• EXERCISE OBJECTIVE: Check each line of the records below for the word "this" and give the number of lines that have it, with nothing added.

• DATA TO USE:
=== Section Start ===

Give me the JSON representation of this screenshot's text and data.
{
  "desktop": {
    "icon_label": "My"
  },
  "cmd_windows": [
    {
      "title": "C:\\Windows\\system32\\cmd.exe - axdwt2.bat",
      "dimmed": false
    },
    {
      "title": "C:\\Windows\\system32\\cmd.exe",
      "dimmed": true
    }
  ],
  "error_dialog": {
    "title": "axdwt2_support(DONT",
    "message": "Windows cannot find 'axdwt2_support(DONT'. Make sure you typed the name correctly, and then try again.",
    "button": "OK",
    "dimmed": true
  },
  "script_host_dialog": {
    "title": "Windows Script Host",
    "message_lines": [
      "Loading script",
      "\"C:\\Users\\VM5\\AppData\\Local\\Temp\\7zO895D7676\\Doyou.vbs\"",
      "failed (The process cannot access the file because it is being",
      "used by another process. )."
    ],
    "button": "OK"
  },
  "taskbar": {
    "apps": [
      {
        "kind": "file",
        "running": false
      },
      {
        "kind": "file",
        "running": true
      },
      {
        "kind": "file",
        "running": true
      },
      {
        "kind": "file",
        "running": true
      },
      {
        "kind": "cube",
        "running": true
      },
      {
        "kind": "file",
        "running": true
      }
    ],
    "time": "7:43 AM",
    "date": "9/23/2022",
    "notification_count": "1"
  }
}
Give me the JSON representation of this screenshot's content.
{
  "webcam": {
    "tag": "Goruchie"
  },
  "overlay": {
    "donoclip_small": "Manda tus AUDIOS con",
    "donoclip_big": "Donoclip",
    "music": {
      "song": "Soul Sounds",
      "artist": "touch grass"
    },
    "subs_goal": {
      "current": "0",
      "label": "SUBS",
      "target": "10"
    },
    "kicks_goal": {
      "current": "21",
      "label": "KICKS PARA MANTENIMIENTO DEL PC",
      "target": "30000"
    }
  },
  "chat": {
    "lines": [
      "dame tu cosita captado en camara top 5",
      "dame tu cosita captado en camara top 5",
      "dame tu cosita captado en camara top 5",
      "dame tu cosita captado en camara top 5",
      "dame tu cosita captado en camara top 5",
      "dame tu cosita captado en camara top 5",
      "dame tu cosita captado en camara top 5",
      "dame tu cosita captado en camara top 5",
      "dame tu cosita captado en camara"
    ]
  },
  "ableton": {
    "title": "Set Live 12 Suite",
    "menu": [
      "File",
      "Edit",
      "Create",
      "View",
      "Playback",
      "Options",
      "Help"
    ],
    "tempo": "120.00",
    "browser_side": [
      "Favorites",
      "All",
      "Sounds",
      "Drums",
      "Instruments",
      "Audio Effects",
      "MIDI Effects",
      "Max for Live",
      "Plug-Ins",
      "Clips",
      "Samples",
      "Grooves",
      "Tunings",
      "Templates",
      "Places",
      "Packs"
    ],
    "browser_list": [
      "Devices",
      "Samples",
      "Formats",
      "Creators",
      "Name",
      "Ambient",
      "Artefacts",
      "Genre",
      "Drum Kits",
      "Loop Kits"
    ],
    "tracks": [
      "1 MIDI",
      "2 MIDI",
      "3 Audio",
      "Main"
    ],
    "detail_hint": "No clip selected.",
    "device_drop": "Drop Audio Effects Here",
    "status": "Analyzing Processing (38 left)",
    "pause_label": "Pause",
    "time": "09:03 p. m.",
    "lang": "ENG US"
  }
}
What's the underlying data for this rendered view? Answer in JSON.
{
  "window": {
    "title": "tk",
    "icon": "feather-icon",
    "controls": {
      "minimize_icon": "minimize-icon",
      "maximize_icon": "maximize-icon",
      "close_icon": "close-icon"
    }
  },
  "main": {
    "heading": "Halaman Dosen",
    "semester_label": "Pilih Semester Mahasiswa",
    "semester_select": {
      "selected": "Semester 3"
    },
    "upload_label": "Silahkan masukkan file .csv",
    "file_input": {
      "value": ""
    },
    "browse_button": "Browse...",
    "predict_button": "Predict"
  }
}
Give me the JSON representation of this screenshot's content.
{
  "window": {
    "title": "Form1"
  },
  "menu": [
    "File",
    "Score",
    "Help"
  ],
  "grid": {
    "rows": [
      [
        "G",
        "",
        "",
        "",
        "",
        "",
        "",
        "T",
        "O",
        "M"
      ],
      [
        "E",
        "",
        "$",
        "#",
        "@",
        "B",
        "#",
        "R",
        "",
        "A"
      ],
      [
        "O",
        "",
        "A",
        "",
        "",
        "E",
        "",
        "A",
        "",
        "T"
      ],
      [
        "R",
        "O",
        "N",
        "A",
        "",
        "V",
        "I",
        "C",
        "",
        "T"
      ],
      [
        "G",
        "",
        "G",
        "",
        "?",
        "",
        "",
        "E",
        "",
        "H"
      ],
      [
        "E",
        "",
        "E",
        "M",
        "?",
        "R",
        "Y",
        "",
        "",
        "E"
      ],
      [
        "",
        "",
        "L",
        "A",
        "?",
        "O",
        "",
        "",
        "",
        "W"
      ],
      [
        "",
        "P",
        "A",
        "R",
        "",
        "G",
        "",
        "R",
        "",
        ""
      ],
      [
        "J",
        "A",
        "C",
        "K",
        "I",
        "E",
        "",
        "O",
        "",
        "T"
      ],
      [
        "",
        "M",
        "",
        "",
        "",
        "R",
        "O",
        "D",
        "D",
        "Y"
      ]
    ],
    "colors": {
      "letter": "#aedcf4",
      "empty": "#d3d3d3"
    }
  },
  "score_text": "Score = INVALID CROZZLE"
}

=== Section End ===

• RESPONSE BELOW: 4